    Patent expiration dates:

    • October 17, 2023
      ✓ 
      Patent use: REDUCING THE RISK OF MORTALITY IN HUTCHINSON-GILFORD PROGERIA SYNDROME (HGPS)

Related Exclusivities

Exclusivity is exclusive marketing rights granted by the FDA upon approval of a drug and can run concurrently with a patent or not. Exclusivity is a statutory provision and is granted to an NDA applicant if statutory requirements are met.

  • Exclusivity expiration dates:

    • November 20, 2025 - NEW CHEMICAL ENTITY
    • November 20, 2027 -

Glossary

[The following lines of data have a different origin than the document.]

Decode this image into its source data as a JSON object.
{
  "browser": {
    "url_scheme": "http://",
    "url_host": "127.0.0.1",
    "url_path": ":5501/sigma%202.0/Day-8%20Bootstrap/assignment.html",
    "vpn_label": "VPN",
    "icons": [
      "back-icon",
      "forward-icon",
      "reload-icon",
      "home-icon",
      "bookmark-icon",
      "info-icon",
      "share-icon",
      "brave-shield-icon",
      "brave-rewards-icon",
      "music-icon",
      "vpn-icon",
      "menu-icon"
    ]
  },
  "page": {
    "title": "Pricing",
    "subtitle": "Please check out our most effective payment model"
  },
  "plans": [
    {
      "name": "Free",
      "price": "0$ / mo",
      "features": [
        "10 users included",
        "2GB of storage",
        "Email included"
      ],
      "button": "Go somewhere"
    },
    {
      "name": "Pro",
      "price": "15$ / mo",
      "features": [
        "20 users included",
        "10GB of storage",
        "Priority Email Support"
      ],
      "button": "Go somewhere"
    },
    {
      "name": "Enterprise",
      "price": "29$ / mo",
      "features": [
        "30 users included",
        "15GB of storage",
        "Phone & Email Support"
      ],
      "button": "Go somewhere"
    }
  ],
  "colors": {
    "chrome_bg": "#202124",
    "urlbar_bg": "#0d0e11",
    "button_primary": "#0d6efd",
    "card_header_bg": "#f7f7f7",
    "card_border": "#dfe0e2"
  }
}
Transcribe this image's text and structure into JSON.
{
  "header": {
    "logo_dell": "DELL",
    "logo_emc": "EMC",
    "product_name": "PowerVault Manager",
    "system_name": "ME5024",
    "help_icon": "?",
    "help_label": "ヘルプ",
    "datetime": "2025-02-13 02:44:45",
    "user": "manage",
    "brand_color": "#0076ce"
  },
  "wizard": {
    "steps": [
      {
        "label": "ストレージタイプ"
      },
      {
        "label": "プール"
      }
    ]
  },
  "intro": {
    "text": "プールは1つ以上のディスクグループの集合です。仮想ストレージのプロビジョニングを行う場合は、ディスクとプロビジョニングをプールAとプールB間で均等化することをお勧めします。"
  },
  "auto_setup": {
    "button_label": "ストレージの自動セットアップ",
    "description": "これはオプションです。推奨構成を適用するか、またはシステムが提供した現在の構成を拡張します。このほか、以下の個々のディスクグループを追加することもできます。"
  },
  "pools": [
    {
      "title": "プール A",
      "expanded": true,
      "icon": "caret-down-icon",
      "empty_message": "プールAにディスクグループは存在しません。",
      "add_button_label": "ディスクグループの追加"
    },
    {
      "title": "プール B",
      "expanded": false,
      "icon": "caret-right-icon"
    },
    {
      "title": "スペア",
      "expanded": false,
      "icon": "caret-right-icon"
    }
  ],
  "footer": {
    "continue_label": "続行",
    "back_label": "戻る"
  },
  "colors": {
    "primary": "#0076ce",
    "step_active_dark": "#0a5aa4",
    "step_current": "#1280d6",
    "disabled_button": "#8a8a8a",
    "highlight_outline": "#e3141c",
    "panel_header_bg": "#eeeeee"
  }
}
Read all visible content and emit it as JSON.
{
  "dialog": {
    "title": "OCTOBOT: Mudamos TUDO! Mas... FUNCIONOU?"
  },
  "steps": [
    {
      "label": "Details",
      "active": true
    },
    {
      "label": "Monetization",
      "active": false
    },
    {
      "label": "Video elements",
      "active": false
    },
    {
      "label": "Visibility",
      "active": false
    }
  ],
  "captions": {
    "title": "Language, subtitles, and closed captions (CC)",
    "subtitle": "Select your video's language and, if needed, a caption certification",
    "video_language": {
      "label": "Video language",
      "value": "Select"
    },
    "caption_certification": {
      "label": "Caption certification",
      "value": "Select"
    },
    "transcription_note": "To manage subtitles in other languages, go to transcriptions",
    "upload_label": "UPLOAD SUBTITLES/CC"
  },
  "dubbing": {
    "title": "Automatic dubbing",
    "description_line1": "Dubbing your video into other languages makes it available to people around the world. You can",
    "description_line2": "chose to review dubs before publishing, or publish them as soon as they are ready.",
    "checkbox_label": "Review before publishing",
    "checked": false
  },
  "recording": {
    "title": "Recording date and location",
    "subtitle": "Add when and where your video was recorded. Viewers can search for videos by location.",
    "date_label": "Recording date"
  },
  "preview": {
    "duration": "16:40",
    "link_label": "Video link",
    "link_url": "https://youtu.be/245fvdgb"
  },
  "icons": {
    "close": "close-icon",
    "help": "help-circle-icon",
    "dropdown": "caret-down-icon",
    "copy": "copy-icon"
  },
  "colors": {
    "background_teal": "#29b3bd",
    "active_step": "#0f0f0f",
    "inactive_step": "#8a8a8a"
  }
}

Term Definition
Drug Patent A drug patent is assigned by the U.S. Patent and Trademark Office and assigns exclusive legal right to the patent holder to protect the proprietary chemical formulation. The patent assigns exclusive legal right to the inventor or patent holder, and may include entities such as the drug brand name, trademark, product dosage form, ingredient formulation, or manufacturing process A patent usually expires 20 years from the date of filing, but can be variable based on many factors, including development of new formulations of the original chemical, and patent infringement litigation.
Drug Exclusivity Exclusivity is the sole marketing rights granted by the FDA to a manufacturer upon the approval of a drug and may run simultaneously with a patent. Exclusivity periods can run from 180 days to seven years depending upon the circumstance of the exclusivity grant.
RLD A Reference Listed Drug (RLD) is an approved drug product to which new generic versions are compared to show that they are bioequivalent. A drug company seeking approval to market a generic equivalent must refer to the Reference Listed Drug in its Abbreviated New Drug Application (ANDA). By designating a single reference listed drug as the standard to which all generic versions must be shown to be bioequivalent, FDA hopes to avoid possible significant variations among generic drugs and their brand name counterpart.

Further information

Always consult your healthcare provider to ensure the information displayed on this page applies to your personal circumstances.